Work to complete:
Word for word, repeat every entry that appears below.

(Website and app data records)

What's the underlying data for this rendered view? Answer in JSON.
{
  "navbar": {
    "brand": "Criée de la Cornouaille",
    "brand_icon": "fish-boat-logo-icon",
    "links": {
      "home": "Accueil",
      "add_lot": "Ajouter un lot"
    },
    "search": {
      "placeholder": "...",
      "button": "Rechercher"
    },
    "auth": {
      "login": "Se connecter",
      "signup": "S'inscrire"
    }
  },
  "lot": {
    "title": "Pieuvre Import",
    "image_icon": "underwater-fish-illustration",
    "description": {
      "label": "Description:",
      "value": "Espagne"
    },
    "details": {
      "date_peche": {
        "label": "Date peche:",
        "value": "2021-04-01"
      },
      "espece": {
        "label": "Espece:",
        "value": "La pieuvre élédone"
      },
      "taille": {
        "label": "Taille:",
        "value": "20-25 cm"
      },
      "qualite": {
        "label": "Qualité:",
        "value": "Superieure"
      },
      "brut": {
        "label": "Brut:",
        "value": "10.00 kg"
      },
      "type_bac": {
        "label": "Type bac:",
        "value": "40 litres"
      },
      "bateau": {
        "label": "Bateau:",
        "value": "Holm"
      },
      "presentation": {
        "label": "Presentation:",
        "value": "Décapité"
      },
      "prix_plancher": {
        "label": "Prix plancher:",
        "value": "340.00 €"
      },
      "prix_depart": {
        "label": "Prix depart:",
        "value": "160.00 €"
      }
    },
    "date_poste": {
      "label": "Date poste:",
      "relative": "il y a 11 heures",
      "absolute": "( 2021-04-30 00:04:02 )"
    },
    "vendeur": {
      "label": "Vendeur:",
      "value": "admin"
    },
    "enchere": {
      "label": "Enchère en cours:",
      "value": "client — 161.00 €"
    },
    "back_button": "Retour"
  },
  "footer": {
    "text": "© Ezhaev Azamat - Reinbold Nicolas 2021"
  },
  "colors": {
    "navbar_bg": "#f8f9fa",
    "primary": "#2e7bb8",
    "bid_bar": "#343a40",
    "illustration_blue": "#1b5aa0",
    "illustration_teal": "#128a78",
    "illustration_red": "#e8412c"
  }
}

Answer to the exercise:
What's the underlying data for this rendered view? Answer in JSON.
{
  "navbar": {
    "brand": "Criée de la Cornouaille",
    "brand_icon": "fish-boat-logo-icon",
    "links": {
      "home": "Accueil",
      "add_lot": "Ajouter un lot"
    },
    "search": {
      "placeholder": "...",
      "button": "Rechercher"
    },
    "auth": {
      "login": "Se connecter",
      "signup": "S'inscrire"
    }
  },
  "lot": {
    "title": "Pieuvre Import",
    "image_icon": "underwater-fish-illustration",
    "description": {
      "label": "Description:",
      "value": "Espagne"
    },
    "details": {
      "date_peche": {
        "label": "Date peche:",
        "value": "2021-04-01"
      },
      "espece": {
        "label": "Espece:",
        "value": "La pieuvre élédone"
      },
      "taille": {
        "label": "Taille:",
        "value": "20-25 cm"
      },
      "qualite": {
        "label": "Qualité:",
        "value": "Superieure"
      },
      "brut": {
        "label": "Brut:",
        "value": "10.00 kg"
      },
      "type_bac": {
        "label": "Type bac:",
        "value": "40 litres"
      },
      "bateau": {
        "label": "Bateau:",
        "value": "Holm"
      },
      "presentation": {
        "label": "Presentation:",
        "value": "Décapité"
      },
      "prix_plancher": {
        "label": "Prix plancher:",
        "value": "340.00 €"
      },
      "prix_depart": {
        "label": "Prix depart:",
        "value": "160.00 €"
      }
    },
    "date_poste": {
      "label": "Date poste:",
      "relative": "il y a 11 heures",
      "absolute": "( 2021-04-30 00:04:02 )"
    },
    "vendeur": {
      "label": "Vendeur:",
      "value": "admin"
    },
    "enchere": {
      "label": "Enchère en cours:",
      "value": "client — 161.00 €"
    },
    "back_button": "Retour"
  },
  "footer": {
    "text": "© Ezhaev Azamat - Reinbold Nicolas 2021"
  },
  "colors": {
    "navbar_bg": "#f8f9fa",
    "primary": "#2e7bb8",
    "bid_bar": "#343a40",
    "illustration_blue": "#1b5aa0",
    "illustration_teal": "#128a78",
    "illustration_red": "#e8412c"
  }
}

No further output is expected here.